### What is needed
Find the lines of the material below that include the string "JSON", then copy each one.
=== Section Start ===
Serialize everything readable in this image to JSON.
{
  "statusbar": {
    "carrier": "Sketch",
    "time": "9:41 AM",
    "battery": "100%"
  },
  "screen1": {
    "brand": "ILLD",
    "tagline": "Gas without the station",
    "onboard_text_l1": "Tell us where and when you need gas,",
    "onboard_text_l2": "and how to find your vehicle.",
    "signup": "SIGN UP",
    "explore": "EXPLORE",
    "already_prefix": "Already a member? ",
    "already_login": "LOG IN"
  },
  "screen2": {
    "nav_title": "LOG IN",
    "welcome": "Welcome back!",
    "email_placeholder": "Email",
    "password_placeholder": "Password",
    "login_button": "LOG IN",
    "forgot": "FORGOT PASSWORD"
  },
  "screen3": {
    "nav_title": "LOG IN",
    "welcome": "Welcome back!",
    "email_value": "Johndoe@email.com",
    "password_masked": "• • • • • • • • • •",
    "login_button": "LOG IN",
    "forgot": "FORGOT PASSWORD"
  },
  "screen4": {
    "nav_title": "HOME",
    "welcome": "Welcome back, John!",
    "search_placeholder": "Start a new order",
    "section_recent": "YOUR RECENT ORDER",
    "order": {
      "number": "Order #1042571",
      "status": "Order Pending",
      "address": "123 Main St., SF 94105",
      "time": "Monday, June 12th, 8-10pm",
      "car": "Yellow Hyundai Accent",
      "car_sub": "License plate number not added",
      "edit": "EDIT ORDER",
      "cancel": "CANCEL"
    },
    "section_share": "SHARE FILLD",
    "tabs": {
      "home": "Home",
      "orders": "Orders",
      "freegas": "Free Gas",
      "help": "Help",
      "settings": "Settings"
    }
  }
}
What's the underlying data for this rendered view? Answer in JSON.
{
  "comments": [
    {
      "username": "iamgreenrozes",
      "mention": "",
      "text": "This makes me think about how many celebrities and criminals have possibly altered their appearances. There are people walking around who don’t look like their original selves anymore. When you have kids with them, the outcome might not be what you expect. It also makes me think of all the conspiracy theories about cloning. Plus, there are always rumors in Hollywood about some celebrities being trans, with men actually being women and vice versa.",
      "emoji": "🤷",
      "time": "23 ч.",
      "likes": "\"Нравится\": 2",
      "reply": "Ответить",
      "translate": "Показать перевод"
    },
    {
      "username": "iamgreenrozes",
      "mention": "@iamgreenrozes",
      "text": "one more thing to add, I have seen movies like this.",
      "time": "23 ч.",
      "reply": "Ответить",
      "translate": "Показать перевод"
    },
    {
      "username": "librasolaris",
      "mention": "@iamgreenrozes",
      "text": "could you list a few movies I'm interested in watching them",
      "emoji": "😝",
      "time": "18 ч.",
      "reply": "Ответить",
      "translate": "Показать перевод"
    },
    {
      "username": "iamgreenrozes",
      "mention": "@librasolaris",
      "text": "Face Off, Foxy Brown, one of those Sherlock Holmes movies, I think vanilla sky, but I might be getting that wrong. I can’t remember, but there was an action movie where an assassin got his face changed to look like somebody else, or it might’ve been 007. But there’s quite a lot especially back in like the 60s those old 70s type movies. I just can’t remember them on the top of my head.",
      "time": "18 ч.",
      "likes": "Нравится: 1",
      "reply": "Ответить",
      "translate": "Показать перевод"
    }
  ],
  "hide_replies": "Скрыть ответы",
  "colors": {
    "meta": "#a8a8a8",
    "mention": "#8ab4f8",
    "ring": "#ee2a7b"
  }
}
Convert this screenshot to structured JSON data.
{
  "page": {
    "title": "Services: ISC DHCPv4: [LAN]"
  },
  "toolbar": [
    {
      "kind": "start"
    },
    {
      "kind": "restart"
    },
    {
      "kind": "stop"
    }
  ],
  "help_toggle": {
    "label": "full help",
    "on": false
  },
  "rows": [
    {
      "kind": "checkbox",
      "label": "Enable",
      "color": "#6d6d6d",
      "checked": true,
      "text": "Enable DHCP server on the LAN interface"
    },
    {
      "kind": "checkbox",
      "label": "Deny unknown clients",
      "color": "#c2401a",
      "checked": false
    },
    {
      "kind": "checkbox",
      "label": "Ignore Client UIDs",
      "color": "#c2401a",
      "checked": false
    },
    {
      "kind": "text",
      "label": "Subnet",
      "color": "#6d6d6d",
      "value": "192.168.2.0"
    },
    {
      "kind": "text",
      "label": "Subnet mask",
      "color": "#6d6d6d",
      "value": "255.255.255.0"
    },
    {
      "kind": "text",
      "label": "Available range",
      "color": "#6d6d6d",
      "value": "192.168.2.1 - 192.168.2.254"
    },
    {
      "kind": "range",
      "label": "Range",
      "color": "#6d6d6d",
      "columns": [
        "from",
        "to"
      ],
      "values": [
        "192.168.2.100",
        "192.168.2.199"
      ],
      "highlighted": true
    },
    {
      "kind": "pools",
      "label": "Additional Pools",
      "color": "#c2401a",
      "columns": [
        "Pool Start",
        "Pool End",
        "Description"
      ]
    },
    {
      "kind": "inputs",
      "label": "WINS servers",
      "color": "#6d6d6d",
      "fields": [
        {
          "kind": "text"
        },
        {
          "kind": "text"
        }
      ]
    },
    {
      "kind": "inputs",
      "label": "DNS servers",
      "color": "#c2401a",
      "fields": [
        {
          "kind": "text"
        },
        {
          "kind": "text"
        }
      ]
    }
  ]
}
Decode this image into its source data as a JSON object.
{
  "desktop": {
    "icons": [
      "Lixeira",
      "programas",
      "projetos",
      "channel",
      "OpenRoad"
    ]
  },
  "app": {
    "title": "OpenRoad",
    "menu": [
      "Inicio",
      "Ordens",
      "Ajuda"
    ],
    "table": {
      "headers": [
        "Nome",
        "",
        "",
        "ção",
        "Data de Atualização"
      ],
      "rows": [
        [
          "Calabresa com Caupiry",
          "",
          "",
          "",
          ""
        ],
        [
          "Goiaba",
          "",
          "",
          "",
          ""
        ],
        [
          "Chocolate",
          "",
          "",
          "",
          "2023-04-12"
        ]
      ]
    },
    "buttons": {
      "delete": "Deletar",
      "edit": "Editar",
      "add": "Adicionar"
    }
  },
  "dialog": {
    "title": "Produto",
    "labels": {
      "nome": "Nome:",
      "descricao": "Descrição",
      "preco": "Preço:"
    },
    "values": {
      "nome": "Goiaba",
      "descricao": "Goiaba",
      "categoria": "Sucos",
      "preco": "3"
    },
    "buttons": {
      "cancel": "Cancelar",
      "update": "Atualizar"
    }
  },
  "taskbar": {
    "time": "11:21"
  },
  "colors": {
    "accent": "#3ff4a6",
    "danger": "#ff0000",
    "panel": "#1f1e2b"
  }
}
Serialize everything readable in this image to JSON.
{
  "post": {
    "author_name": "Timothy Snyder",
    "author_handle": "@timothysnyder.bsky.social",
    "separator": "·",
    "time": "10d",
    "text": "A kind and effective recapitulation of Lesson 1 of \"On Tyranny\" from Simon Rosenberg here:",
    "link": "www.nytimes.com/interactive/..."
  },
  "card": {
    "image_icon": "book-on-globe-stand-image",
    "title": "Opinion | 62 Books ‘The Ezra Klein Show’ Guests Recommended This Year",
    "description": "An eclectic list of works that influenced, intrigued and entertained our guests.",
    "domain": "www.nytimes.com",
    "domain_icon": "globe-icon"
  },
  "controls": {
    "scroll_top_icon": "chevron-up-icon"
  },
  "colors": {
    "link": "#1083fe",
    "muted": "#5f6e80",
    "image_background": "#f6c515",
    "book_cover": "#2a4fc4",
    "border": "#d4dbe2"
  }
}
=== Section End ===
### Finished task
Serialize everything readable in this image to JSON.
What's the underlying data for this rendered view? Answer in JSON.
Convert this screenshot to structured JSON data.
Decode this image into its source data as a JSON object.
Serialize everything readable in this image to JSON.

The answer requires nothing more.